Prescriptions without Descriptions


The largest moral force in today’s world is culture, and the prevailing moral attitude of culture is one of non-explanation. Culture tells people that morality is whatever culture has defined to be moral. As a result, while many people have strong beliefs about what is right and wrong, they can seldom provide reasons for their beliefs that are based in what causes good or bad things to happen. Instead, they embrace the philosophy of “it just is that way.” It is the philosophy of a people that have decided that whatever they were taught is self-evidently right and no other justification should be expressed. Consider the mindset of people that think in this way. “You should give money to beggars.” Why? “It’s the right thing to do.” “You shouldn’t curse.” Why? “It isn’t nice.” Whether or not charity is good or profanity is bad is not the issue. The issue is that a widespread opinion that something is right or wrong does not make it so.

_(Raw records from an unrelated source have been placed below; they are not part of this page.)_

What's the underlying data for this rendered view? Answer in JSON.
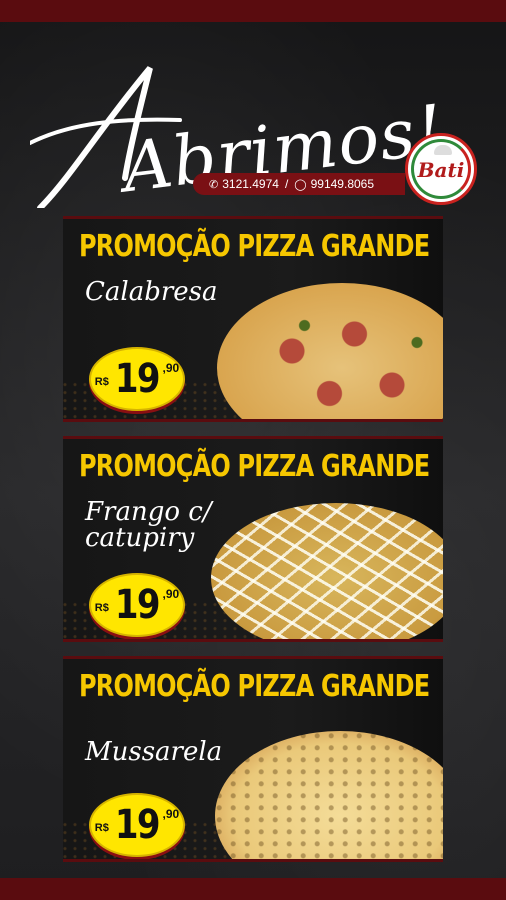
{
  "headline": "Abrimos!",
  "contact": {
    "phone_icon": "phone-icon",
    "phone": "3121.4974",
    "separator": "/",
    "whatsapp_icon": "whatsapp-icon",
    "whatsapp": "99149.8065"
  },
  "logo": {
    "name": "Bati"
  },
  "colors": {
    "accent": "#f6c700",
    "brand_red": "#5a0c0f",
    "price_bg": "#ffe600"
  },
  "promos": [
    {
      "title": "PROMOÇÃO PIZZA GRANDE",
      "flavor": "Calabresa",
      "currency": "R$",
      "price_int": "19",
      "price_dec": ",90"
    },
    {
      "title": "PROMOÇÃO PIZZA GRANDE",
      "flavor": "Frango c/ catupiry",
      "currency": "R$",
      "price_int": "19",
      "price_dec": ",90"
    },
    {
      "title": "PROMOÇÃO PIZZA GRANDE",
      "flavor": "Mussarela",
      "currency": "R$",
      "price_int": "19",
      "price_dec": ",90"
    }
  ]
}
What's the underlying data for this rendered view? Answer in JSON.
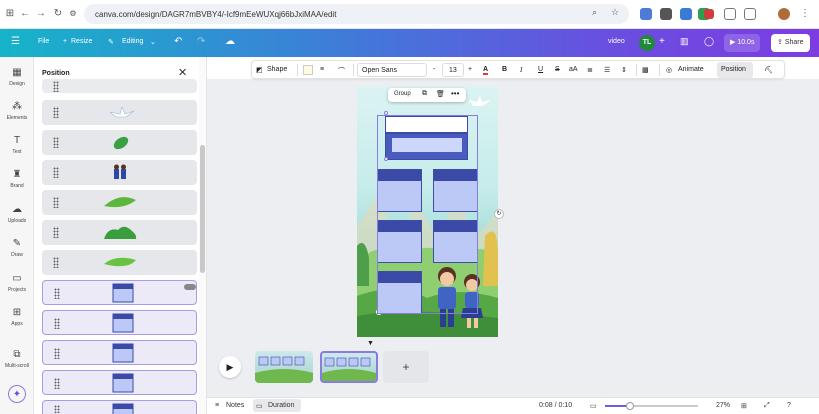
{
  "browser": {
    "url": "canva.com/design/DAGR7mBVBY4/-Icf9mEeWUXqj66bJxiMAA/edit"
  },
  "header": {
    "file": "File",
    "resize": "Resize",
    "editing": "Editing",
    "video_label": "video",
    "avatar_initials": "TL",
    "play_time": "10.0s",
    "share": "Share"
  },
  "rail": {
    "items": [
      "Design",
      "Elements",
      "Text",
      "Brand",
      "Uploads",
      "Draw",
      "Projects",
      "Apps",
      "Multi-scroll"
    ]
  },
  "panel": {
    "title": "Position"
  },
  "toolbar": {
    "shape": "Shape",
    "font": "Open Sans",
    "minus": "-",
    "size": "13",
    "plus": "+",
    "bold": "B",
    "italic": "I",
    "underline": "U",
    "strike": "S",
    "case": "aA",
    "animate": "Animate",
    "position": "Position"
  },
  "canvas": {
    "group_label": "Group"
  },
  "footer": {
    "notes": "Notes",
    "duration": "Duration",
    "time": "0:08 / 0:10",
    "zoom": "27%",
    "zoom_fraction": 0.27
  },
  "colors": {
    "header_start": "#16b4c9",
    "header_end": "#7d3ce2",
    "card_fill": "#bcc8f5",
    "card_top": "#3a4aa6",
    "selection": "#a99be8"
  }
}
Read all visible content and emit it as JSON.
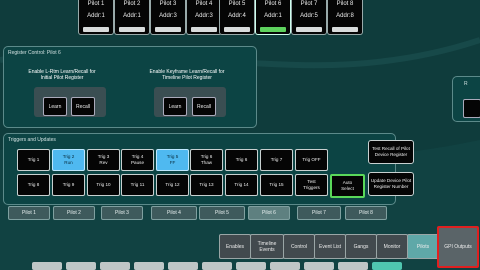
{
  "pilots": [
    {
      "label": "Pilot 1",
      "addr": "Addr:1",
      "selected": false
    },
    {
      "label": "Pilot 2",
      "addr": "Addr:1",
      "selected": false
    },
    {
      "label": "Pilot 3",
      "addr": "Addr:3",
      "selected": false
    },
    {
      "label": "Pilot 4",
      "addr": "Addr:3",
      "selected": false
    },
    {
      "label": "Pilot 5",
      "addr": "Addr:4",
      "selected": false
    },
    {
      "label": "Pilot 6",
      "addr": "Addr:1",
      "selected": true
    },
    {
      "label": "Pilot 7",
      "addr": "Addr:5",
      "selected": false
    },
    {
      "label": "Pilot 8",
      "addr": "Addr:8",
      "selected": false
    }
  ],
  "pilot_control": {
    "title": "Register Control: Pilot 6",
    "groups": [
      {
        "caption": "Enable L-Rtm Learn/Recall for Initial Pilot Register",
        "learn": "Learn",
        "recall": "Recall"
      },
      {
        "caption": "Enable Keyframe Learn/Recall for Timeline Pilot Register",
        "learn": "Learn",
        "recall": "Recall"
      }
    ],
    "right_label": "R"
  },
  "triggers": {
    "title": "Triggers and Updates",
    "row1": [
      {
        "label": "Trig 1",
        "sub": "",
        "style": "normal"
      },
      {
        "label": "Trig 2",
        "sub": "Run",
        "style": "blue"
      },
      {
        "label": "Trig 3",
        "sub": "Rev",
        "style": "normal"
      },
      {
        "label": "Trig 4",
        "sub": "Pause",
        "style": "normal"
      },
      {
        "label": "Trig 5",
        "sub": "FF",
        "style": "blue"
      },
      {
        "label": "Trig 6",
        "sub": "Thaw",
        "style": "normal"
      },
      {
        "label": "Trig 6",
        "sub": "",
        "style": "normal"
      },
      {
        "label": "Trig 7",
        "sub": "",
        "style": "normal"
      },
      {
        "label": "Trig OFF",
        "sub": "",
        "style": "normal"
      }
    ],
    "row2": [
      {
        "label": "Trig 8",
        "sub": "",
        "style": "normal"
      },
      {
        "label": "Trig 9",
        "sub": "",
        "style": "normal"
      },
      {
        "label": "Trig 10",
        "sub": "",
        "style": "normal"
      },
      {
        "label": "Trig 11",
        "sub": "",
        "style": "normal"
      },
      {
        "label": "Trig 12",
        "sub": "",
        "style": "normal"
      },
      {
        "label": "Trig 13",
        "sub": "",
        "style": "normal"
      },
      {
        "label": "Trig 14",
        "sub": "",
        "style": "normal"
      },
      {
        "label": "Trig 15",
        "sub": "",
        "style": "normal"
      },
      {
        "label": "Test",
        "sub": "Triggers",
        "style": "normal"
      },
      {
        "label": "Auto",
        "sub": "Select",
        "style": "green"
      }
    ],
    "test_recall": "Test Recall of Pilot Device Register",
    "update_device": "Update Device Pilot Register Number"
  },
  "pilot_tabs": [
    "Pilot 1",
    "Pilot 2",
    "Pilot 3",
    "Pilot 4",
    "Pilot 5",
    "Pilot 6",
    "Pilot 7",
    "Pilot 8"
  ],
  "active_pilot_tab": 5,
  "bottom_tabs": [
    {
      "label": "Enables",
      "style": "normal"
    },
    {
      "label": "Timeline Events",
      "style": "normal"
    },
    {
      "label": "Control",
      "style": "normal"
    },
    {
      "label": "Event List",
      "style": "normal"
    },
    {
      "label": "Gangs",
      "style": "normal"
    },
    {
      "label": "Monitor",
      "style": "normal"
    },
    {
      "label": "Pilots",
      "style": "teal"
    },
    {
      "label": "GPI Outputs",
      "style": "highlight"
    }
  ],
  "colors": {
    "background": "#0f3c3c",
    "panel": "#0c4444",
    "active_green": "#5ed25e",
    "trigger_blue": "#4fb9f0",
    "highlight_red": "#e02020"
  }
}
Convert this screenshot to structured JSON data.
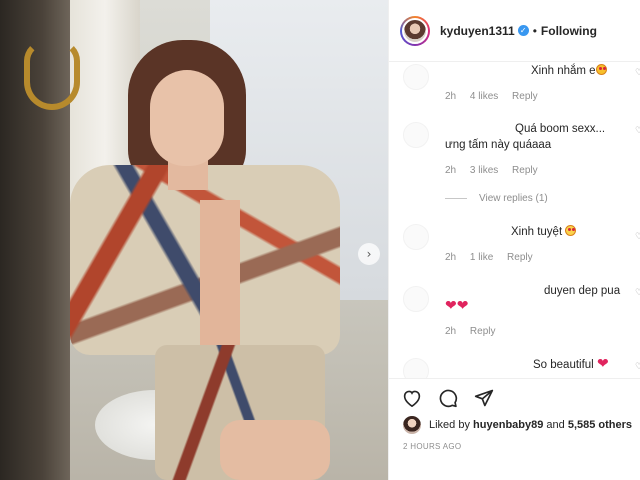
{
  "post": {
    "username": "kyduyen1311",
    "follow_status": "Following",
    "separator": "•"
  },
  "photo": {
    "next_arrow": "›"
  },
  "comments": [
    {
      "text": "Xinh nhắm e",
      "time": "2h",
      "likes": "4 likes",
      "reply": "Reply"
    },
    {
      "text_line1": "Quá boom sexx...",
      "text_line2": "ưng tấm này quáaaa",
      "time": "2h",
      "likes": "3 likes",
      "reply": "Reply"
    },
    {
      "view_replies": "View replies (1)"
    },
    {
      "text": "Xinh tuyệt",
      "time": "2h",
      "likes": "1 like",
      "reply": "Reply"
    },
    {
      "text": "duyen dep pua",
      "time": "2h",
      "reply": "Reply"
    },
    {
      "text": "So beautiful"
    }
  ],
  "likes": {
    "prefix": "Liked by",
    "user": "huyenbaby89",
    "connector": "and",
    "others": "5,585 others"
  },
  "time_ago": "2 HOURS AGO",
  "icons": [
    "heart-icon",
    "comment-icon",
    "share-icon"
  ]
}
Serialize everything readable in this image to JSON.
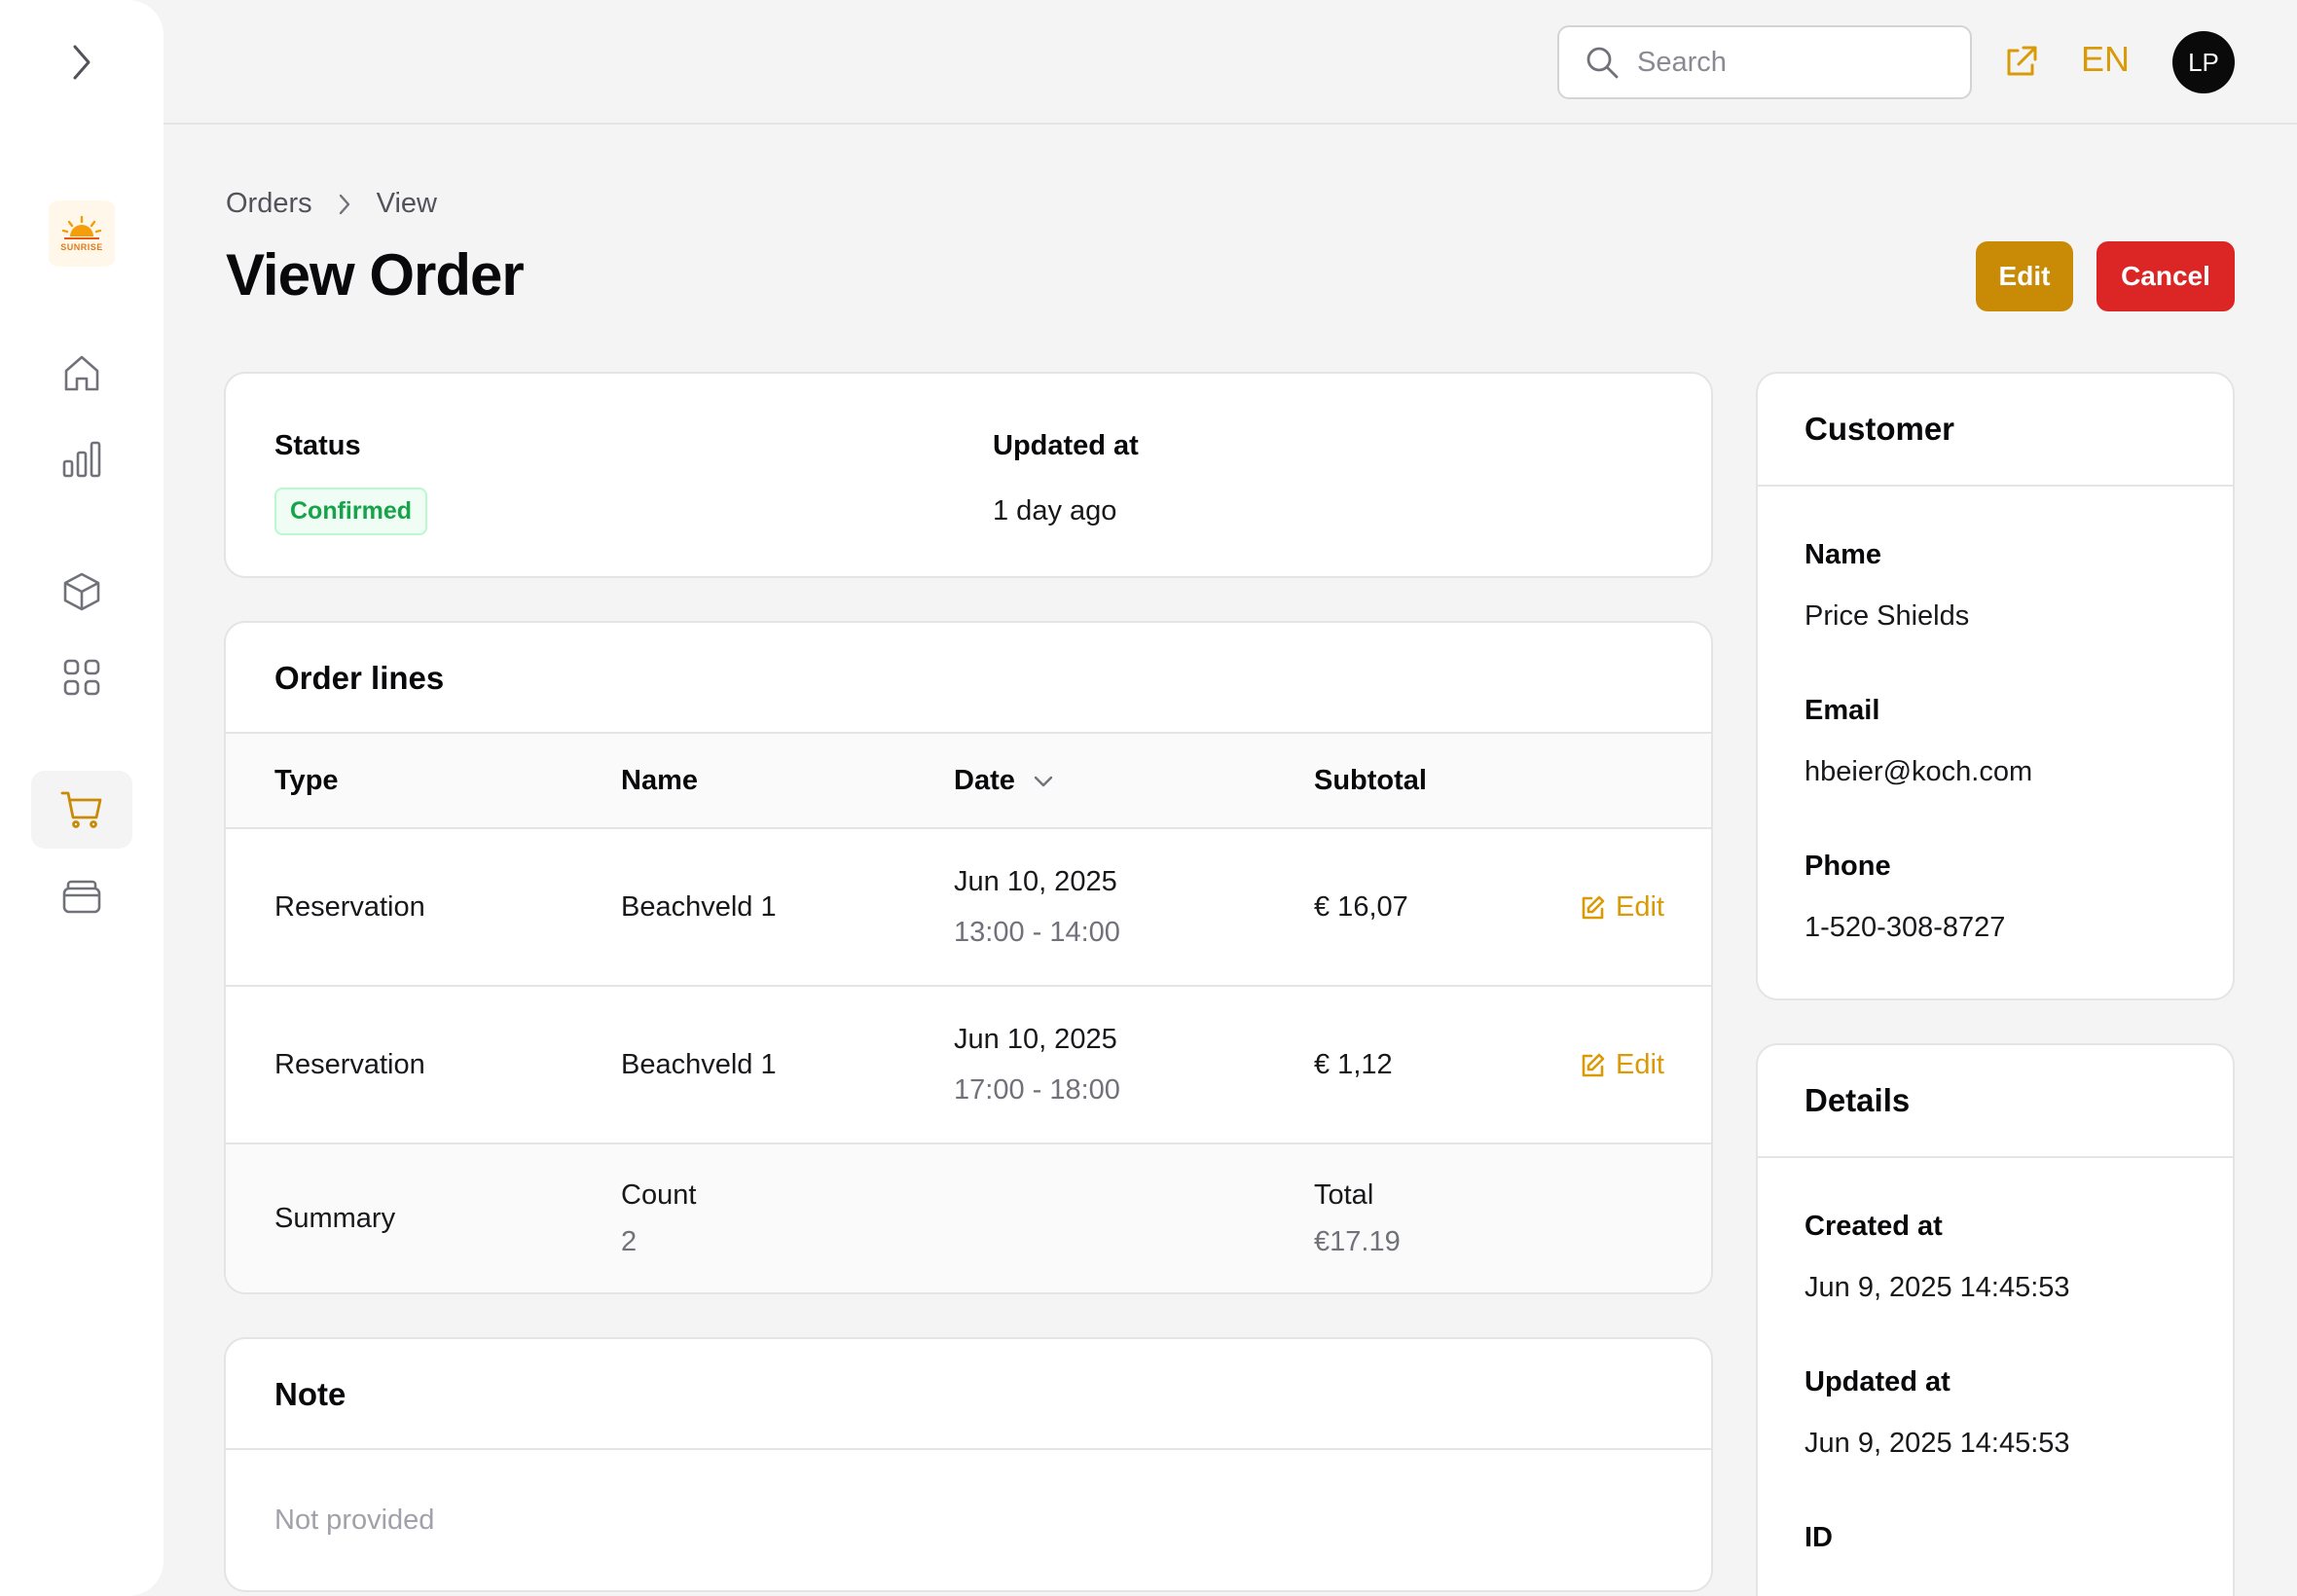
{
  "topbar": {
    "search_placeholder": "Search",
    "language": "EN",
    "avatar_initials": "LP"
  },
  "sidebar": {
    "logo_text": "SUNRISE",
    "items": [
      {
        "icon": "home-icon"
      },
      {
        "icon": "bar-chart-icon"
      },
      {
        "icon": "box-icon"
      },
      {
        "icon": "grid-icon"
      },
      {
        "icon": "cart-icon",
        "active": true
      },
      {
        "icon": "stack-icon"
      }
    ]
  },
  "breadcrumb": [
    "Orders",
    "View"
  ],
  "page": {
    "title": "View Order",
    "edit_label": "Edit",
    "cancel_label": "Cancel"
  },
  "status_card": {
    "status_label": "Status",
    "status_value": "Confirmed",
    "updated_label": "Updated at",
    "updated_value": "1 day ago"
  },
  "order_lines": {
    "title": "Order lines",
    "columns": [
      "Type",
      "Name",
      "Date",
      "Subtotal"
    ],
    "rows": [
      {
        "type": "Reservation",
        "name": "Beachveld 1",
        "date": "Jun 10, 2025",
        "time": "13:00 - 14:00",
        "subtotal": "€ 16,07",
        "action": "Edit"
      },
      {
        "type": "Reservation",
        "name": "Beachveld 1",
        "date": "Jun 10, 2025",
        "time": "17:00 - 18:00",
        "subtotal": "€ 1,12",
        "action": "Edit"
      }
    ],
    "summary": {
      "label": "Summary",
      "count_label": "Count",
      "count_value": "2",
      "total_label": "Total",
      "total_value": "€17.19"
    }
  },
  "note": {
    "title": "Note",
    "value": "Not provided"
  },
  "customer": {
    "title": "Customer",
    "name_label": "Name",
    "name_value": "Price Shields",
    "email_label": "Email",
    "email_value": "hbeier@koch.com",
    "phone_label": "Phone",
    "phone_value": "1-520-308-8727"
  },
  "details": {
    "title": "Details",
    "created_label": "Created at",
    "created_value": "Jun 9, 2025 14:45:53",
    "updated_label": "Updated at",
    "updated_value": "Jun 9, 2025 14:45:53",
    "id_label": "ID"
  },
  "colors": {
    "accent": "#c98a06",
    "danger": "#dc2626",
    "success": "#16a34a"
  }
}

“Prescriptions without descriptions” is a term I use for instructions or suggestions from people that believe they know what ought to happen but can’t define why. It is a reference to the beliefs of a world that can prescribe behavior but can’t describe goodness. It refers to how people “know” their morals are correct, but can’t or won’t say how those morals conform to reality. These people typically just automatically accept the ideals of their family as true. Ironically, they also tend to fervently denounce relativism, the theory that values are relative to the groups holding them.


Imagine what happens when the philosophy behind “prescriptions without descriptions” is the environment for children growing up trying to learn truth, value, and purpose. Imagine the discourse between a child and others in such an environment. (You don’t actually have to imagine this; it is currently happening everywhere.) Why should I read a book you recommend? It’s a classic. Why should I eat black-eyed peas on New Year’s Day? It’s a tradition. Why should I be pressured to play with others when I’m fine playing by myself? That’s not normal. Why do I have to make up my bed? I said so. Why should I wear socks that barely go above my shoes? It’s popular. Why should I volunteer my time to get into some academic club? It’s an “honor.” Why should I wake up early Sunday mornings, put on uncomfortable clothes, and shout praises to God? You’re supposed to. What reason is there to believe in such a being? Just have faith. Why should I pledge allegiance to the flag? It’s your country. Why should I pledge allegiance to my country? You have a “duty” to it. Why should I love my parents or government when they restrict my freedom for very poor reasons? You’re supposed to.


The barrage of naturalistic fallacies and statements that declare rightness without reason never ends. Very few children are able to withstand such an assault. Most succumb to the culture and begin to automatically follow the morals dictated to them. These people, having lost sight of the fact that what is right can only be defined by positive consequences in reality, often spend their lives frustrated to find that the values and actions they believe to be right don’t always cause a good life to them. They fail to develop their cognition or awareness, because they rely on automatic explanations rather than to understand reasons for knowledge and actions. Also, since they don’t know any better, they perpetuate this cycle of ignorance to another generation that will come to agree that value and purpose are not things for individuals to decide. It takes a great desire for truth over comfort for a person to risk the acceptance of his or her community and question the automatic prescriptions of culture.